Outside, it’s a beaten up old can. Third-gen pod, maybe even second. Been in the neighbourhood before there even was a neighbourhood. Colonising time. Back when Columbus was a ship and not a city.
Rusty’s was said to have had its own ecopoiesis garden, before they scrapped the idea. Said that Ever herself lived there, that Rusty’s is her own living-pod. Said that Rusty was a war veteran who was defeated in the IGIO2 signing and had his circuits screwdrivered.
But that’s all said by the bums.
Rusty himself clanks when he walks and grates when he talks. His hands can shake a cocktail faster than most and he can flame a tequila with his breath alone. Not that he hands out anything more than regulated 5% to most.
Penned in to the right by Lee’s Laundry so close that the wall vibrates and hums with the machines. Penned in to the left by Greasy Neil’s – a synthetic food joint who’s long lost its real name and given up trying to rebrand – who claims all drunken munchies at the end of the night. An old lady’s apartment squats on top. She sometimes leans out of the window to throw up onto the doorstep or onto a patron’s head.
Metal walls were red once, or maybe it was the rust. One circular window, too grimed up with sweat that it would need a chisel not a cloth to clean. Lights string the ceiling and curl around the front hatch, always open and flooding in the fresh-ventilated air. The bar is scrap metal welded together by Rusty’s own hands and tacky, the stools leaning against them with fewer legs than their cyborg patrons.
The crowds at Rusty’s are always as loud as their neighbourhood allows. People of all sizes, shapes and ethnicities. An old man by the name of Pao moved to the area just for Rusty’s famous flaming saki. There’s a guy in the corner with a robotic eye who scans everyone who enters – people assuming he’s a bouncer may never know the truth. A group of interspecies teens laugh in the corner as if life will one day get better than this little corner of rust.
As the night wears on and the dim sun glints off the dome above their heads, the crowds thin. Pao stumbles home or to a ditch somewhere. The gleaming eye of the bouncer closes as he slumbers in the corner. The teens stagger off to each other’s beds.
Rusty cleans, dries and polishes his glasses in a slow, creaking, methodical order.
His head jerks to the side and he stops, holding the glass up to the lights as if the small bulbs are trapped inside, like fireflies. The camera-eyes whine as they zoom in and out, as if looking for something that can’t be seen outside of the wetware of his head.

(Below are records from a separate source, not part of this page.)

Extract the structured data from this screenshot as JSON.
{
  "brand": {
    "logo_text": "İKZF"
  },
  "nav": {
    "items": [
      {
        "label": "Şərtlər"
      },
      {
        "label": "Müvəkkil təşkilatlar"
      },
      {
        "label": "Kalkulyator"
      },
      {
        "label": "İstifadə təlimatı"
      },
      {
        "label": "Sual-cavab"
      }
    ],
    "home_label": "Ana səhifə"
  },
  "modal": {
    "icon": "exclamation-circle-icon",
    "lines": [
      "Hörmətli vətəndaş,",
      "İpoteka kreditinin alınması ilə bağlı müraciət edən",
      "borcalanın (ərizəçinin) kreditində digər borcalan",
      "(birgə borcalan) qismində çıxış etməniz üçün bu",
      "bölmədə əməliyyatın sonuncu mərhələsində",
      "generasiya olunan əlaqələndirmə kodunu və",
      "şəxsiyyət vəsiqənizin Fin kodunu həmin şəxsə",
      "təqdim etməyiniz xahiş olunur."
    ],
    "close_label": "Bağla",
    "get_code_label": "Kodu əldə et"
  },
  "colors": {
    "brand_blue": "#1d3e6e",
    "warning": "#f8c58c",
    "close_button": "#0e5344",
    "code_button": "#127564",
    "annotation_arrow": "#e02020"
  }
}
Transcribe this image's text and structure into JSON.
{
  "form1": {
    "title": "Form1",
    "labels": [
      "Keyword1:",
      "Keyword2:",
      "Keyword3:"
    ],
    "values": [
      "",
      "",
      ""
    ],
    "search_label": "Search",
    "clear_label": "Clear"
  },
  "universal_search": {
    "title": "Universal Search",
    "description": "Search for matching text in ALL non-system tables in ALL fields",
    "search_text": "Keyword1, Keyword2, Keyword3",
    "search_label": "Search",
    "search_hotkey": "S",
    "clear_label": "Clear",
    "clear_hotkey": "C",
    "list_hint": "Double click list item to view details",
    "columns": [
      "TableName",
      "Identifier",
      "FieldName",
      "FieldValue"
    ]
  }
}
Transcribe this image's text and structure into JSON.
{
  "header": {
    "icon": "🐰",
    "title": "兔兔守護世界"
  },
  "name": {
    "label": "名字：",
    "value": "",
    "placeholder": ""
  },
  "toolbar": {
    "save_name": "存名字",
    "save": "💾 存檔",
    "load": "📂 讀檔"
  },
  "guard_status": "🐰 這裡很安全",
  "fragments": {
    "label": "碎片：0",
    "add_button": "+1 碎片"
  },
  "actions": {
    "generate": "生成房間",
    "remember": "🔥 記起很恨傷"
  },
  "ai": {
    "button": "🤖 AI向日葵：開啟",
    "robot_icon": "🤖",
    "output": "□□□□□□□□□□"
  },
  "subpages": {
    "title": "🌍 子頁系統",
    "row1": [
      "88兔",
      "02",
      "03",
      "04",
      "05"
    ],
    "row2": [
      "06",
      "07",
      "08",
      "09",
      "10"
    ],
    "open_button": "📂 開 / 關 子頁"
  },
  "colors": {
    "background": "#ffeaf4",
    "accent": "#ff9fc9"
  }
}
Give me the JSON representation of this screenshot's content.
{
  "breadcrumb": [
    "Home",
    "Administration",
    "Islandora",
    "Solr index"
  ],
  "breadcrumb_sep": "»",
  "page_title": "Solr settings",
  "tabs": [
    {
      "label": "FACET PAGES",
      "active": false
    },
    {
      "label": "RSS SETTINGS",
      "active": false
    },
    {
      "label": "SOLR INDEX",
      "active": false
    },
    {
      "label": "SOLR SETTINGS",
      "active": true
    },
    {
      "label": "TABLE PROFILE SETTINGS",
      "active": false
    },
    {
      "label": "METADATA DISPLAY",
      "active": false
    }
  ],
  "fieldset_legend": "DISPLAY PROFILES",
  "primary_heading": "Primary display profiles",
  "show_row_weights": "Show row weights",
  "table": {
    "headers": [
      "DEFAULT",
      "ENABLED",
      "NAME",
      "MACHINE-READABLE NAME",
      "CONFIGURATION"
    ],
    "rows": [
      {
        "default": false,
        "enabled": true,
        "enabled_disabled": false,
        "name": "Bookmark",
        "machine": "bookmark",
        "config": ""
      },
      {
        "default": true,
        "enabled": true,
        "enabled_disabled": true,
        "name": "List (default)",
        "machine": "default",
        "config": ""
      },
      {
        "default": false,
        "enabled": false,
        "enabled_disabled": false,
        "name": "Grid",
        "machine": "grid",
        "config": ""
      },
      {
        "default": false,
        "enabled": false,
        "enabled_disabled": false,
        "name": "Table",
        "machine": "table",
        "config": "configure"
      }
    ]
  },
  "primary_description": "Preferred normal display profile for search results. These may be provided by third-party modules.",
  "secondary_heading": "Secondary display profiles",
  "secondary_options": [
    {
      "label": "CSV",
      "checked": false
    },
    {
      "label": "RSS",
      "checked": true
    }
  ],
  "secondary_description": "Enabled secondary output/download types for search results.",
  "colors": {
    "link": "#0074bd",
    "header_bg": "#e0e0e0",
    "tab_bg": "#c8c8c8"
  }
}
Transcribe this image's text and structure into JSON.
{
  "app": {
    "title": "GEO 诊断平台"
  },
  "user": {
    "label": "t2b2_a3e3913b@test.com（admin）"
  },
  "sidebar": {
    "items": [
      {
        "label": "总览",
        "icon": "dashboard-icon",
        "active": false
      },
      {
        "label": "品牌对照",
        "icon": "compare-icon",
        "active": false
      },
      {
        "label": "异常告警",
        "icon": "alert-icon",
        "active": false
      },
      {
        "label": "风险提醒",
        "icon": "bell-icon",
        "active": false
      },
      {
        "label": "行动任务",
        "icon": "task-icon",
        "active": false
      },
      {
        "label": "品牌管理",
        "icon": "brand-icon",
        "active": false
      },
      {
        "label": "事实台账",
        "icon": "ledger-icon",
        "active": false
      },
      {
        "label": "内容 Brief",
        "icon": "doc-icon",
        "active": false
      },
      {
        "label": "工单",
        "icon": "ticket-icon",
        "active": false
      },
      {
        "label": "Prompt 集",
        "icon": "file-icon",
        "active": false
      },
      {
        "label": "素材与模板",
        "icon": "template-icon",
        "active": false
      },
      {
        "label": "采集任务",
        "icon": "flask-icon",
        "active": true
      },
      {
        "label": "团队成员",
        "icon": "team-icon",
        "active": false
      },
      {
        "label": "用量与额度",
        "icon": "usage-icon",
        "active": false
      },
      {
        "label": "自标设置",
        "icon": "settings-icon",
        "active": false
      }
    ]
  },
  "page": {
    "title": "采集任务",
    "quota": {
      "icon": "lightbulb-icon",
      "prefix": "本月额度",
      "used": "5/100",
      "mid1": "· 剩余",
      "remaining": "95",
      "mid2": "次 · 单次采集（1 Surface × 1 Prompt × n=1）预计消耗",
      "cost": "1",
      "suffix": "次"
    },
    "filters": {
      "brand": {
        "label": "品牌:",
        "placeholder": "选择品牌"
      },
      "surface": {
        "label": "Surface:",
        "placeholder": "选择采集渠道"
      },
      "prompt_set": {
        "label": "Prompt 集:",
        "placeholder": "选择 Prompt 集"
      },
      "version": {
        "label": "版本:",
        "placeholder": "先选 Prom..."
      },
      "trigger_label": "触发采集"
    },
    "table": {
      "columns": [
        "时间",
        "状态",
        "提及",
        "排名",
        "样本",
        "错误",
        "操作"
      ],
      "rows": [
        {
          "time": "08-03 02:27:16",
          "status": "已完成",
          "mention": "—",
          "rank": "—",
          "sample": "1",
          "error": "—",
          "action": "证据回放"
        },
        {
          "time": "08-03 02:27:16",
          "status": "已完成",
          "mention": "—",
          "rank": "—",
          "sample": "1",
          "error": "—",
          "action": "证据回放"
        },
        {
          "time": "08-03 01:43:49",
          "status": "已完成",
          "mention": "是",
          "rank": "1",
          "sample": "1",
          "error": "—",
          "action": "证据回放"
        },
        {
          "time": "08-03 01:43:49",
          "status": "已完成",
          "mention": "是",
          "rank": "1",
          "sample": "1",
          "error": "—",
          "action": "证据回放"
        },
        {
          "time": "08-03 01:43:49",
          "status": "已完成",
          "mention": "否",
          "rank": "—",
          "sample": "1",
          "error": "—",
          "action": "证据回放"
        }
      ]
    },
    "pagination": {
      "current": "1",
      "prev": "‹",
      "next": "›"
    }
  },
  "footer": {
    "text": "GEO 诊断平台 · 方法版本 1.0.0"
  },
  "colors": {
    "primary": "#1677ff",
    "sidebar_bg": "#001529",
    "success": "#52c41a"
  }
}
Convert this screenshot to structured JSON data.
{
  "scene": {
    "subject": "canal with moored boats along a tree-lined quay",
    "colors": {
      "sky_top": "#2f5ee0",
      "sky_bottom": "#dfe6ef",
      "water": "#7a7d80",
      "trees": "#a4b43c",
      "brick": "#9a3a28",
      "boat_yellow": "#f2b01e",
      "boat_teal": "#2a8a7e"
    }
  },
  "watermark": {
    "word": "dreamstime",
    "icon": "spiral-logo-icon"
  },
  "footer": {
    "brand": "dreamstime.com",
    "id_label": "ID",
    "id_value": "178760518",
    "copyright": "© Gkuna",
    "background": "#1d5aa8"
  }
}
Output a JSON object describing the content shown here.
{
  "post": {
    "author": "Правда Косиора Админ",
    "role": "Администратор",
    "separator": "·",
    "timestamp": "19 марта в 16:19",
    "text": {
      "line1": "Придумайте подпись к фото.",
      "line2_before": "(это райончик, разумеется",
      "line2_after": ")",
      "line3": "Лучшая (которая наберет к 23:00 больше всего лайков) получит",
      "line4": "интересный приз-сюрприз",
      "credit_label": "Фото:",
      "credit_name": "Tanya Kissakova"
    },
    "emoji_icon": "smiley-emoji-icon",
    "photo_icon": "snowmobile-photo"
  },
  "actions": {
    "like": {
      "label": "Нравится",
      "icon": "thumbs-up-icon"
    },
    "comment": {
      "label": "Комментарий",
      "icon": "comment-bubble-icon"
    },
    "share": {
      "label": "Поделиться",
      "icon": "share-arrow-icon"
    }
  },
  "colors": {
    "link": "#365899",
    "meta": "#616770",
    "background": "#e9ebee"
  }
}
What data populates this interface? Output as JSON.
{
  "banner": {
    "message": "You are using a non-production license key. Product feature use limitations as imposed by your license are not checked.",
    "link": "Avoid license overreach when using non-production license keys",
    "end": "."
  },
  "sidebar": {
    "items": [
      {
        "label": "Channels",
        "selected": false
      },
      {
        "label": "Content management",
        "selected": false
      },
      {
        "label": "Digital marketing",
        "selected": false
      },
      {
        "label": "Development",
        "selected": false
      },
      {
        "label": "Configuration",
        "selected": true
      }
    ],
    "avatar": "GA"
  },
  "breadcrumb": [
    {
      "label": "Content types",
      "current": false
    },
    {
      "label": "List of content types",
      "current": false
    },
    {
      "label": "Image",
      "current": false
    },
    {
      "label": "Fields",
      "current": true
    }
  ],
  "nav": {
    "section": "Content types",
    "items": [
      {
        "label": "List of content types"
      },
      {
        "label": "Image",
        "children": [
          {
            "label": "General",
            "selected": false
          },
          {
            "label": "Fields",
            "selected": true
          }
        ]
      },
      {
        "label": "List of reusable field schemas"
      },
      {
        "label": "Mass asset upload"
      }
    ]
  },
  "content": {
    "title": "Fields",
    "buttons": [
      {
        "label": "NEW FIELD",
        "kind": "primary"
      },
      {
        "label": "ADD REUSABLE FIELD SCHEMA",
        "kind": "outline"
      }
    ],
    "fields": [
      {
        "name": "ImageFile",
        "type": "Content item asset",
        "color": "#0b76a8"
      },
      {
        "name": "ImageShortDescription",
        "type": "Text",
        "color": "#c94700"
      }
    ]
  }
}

Then his head jerks again, and he returns to his mundane routine. The cloth squeaks squeaks squeaks as he rubs the inside of the glass clean.
An old-school neon sign flashes above the ever-open door.
Old Rusty’s. The 'l' flickers and dies.